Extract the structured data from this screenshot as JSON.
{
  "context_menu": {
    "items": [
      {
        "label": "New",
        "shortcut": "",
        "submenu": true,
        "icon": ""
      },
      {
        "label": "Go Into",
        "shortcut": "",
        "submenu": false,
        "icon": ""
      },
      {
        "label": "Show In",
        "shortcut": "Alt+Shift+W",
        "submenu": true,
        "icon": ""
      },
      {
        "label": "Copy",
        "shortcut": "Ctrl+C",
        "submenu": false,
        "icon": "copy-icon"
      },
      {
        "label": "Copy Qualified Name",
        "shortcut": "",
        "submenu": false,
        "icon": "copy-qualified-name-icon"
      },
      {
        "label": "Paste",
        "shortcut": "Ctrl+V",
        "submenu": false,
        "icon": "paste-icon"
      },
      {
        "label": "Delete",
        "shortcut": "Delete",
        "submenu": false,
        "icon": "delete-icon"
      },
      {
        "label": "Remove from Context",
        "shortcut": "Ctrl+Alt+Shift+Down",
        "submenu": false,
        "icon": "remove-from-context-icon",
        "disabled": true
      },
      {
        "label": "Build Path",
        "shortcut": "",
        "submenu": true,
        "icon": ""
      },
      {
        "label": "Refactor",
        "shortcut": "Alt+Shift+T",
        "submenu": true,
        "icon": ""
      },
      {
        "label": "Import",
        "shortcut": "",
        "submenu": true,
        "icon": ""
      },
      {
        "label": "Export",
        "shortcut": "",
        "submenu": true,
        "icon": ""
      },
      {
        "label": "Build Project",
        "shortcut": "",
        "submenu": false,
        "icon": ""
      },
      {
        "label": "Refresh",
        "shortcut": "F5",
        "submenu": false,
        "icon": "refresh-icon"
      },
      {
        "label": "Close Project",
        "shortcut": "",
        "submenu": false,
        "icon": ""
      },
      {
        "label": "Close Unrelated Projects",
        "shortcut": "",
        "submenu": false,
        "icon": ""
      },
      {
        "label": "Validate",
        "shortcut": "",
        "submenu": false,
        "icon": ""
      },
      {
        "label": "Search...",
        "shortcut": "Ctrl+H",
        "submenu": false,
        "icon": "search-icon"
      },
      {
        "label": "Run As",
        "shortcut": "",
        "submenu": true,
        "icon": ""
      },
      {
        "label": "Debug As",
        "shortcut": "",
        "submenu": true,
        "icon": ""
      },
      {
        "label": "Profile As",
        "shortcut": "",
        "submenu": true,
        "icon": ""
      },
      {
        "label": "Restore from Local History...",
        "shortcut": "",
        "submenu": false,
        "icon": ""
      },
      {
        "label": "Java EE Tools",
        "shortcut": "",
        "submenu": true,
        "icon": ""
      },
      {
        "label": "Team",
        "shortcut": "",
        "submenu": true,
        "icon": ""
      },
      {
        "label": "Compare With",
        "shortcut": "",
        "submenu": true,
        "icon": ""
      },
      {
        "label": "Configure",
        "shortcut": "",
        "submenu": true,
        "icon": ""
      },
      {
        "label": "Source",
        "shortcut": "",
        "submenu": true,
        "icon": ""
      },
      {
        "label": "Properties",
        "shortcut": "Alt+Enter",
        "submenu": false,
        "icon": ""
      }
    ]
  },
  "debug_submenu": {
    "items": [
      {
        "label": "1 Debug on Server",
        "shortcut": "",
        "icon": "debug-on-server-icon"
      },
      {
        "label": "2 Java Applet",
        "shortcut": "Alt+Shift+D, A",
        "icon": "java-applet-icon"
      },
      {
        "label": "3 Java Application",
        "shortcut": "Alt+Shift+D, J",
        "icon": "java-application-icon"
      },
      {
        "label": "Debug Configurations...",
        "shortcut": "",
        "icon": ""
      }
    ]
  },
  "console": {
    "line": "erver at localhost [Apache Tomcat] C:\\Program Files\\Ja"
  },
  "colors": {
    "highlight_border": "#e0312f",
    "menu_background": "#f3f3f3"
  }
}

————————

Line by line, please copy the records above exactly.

Extract the structured data from this screenshot as JSON.
{
  "context_menu": {
    "items": [
      {
        "label": "New",
        "shortcut": "",
        "submenu": true,
        "icon": ""
      },
      {
        "label": "Go Into",
        "shortcut": "",
        "submenu": false,
        "icon": ""
      },
      {
        "label": "Show In",
        "shortcut": "Alt+Shift+W",
        "submenu": true,
        "icon": ""
      },
      {
        "label": "Copy",
        "shortcut": "Ctrl+C",
        "submenu": false,
        "icon": "copy-icon"
      },
      {
        "label": "Copy Qualified Name",
        "shortcut": "",
        "submenu": false,
        "icon": "copy-qualified-name-icon"
      },
      {
        "label": "Paste",
        "shortcut": "Ctrl+V",
        "submenu": false,
        "icon": "paste-icon"
      },
      {
        "label": "Delete",
        "shortcut": "Delete",
        "submenu": false,
        "icon": "delete-icon"
      },
      {
        "label": "Remove from Context",
        "shortcut": "Ctrl+Alt+Shift+Down",
        "submenu": false,
        "icon": "remove-from-context-icon",
        "disabled": true
      },
      {
        "label": "Build Path",
        "shortcut": "",
        "submenu": true,
        "icon": ""
      },
      {
        "label": "Refactor",
        "shortcut": "Alt+Shift+T",
        "submenu": true,
        "icon": ""
      },
      {
        "label": "Import",
        "shortcut": "",
        "submenu": true,
        "icon": ""
      },
      {
        "label": "Export",
        "shortcut": "",
        "submenu": true,
        "icon": ""
      },
      {
        "label": "Build Project",
        "shortcut": "",
        "submenu": false,
        "icon": ""
      },
      {
        "label": "Refresh",
        "shortcut": "F5",
        "submenu": false,
        "icon": "refresh-icon"
      },
      {
        "label": "Close Project",
        "shortcut": "",
        "submenu": false,
        "icon": ""
      },
      {
        "label": "Close Unrelated Projects",
        "shortcut": "",
        "submenu": false,
        "icon": ""
      },
      {
        "label": "Validate",
        "shortcut": "",
        "submenu": false,
        "icon": ""
      },
      {
        "label": "Search...",
        "shortcut": "Ctrl+H",
        "submenu": false,
        "icon": "search-icon"
      },
      {
        "label": "Run As",
        "shortcut": "",
        "submenu": true,
        "icon": ""
      },
      {
        "label": "Debug As",
        "shortcut": "",
        "submenu": true,
        "icon": ""
      },
      {
        "label": "Profile As",
        "shortcut": "",
        "submenu": true,
        "icon": ""
      },
      {
        "label": "Restore from Local History...",
        "shortcut": "",
        "submenu": false,
        "icon": ""
      },
      {
        "label": "Java EE Tools",
        "shortcut": "",
        "submenu": true,
        "icon": ""
      },
      {
        "label": "Team",
        "shortcut": "",
        "submenu": true,
        "icon": ""
      },
      {
        "label": "Compare With",
        "shortcut": "",
        "submenu": true,
        "icon": ""
      },
      {
        "label": "Configure",
        "shortcut": "",
        "submenu": true,
        "icon": ""
      },
      {
        "label": "Source",
        "shortcut": "",
        "submenu": true,
        "icon": ""
      },
      {
        "label": "Properties",
        "shortcut": "Alt+Enter",
        "submenu": false,
        "icon": ""
      }
    ]
  },
  "debug_submenu": {
    "items": [
      {
        "label": "1 Debug on Server",
        "shortcut": "",
        "icon": "debug-on-server-icon"
      },
      {
        "label": "2 Java Applet",
        "shortcut": "Alt+Shift+D, A",
        "icon": "java-applet-icon"
      },
      {
        "label": "3 Java Application",
        "shortcut": "Alt+Shift+D, J",
        "icon": "java-application-icon"
      },
      {
        "label": "Debug Configurations...",
        "shortcut": "",
        "icon": ""
      }
    ]
  },
  "console": {
    "line": "erver at localhost [Apache Tomcat] C:\\Program Files\\Ja"
  },
  "colors": {
    "highlight_border": "#e0312f",
    "menu_background": "#f3f3f3"
  }
}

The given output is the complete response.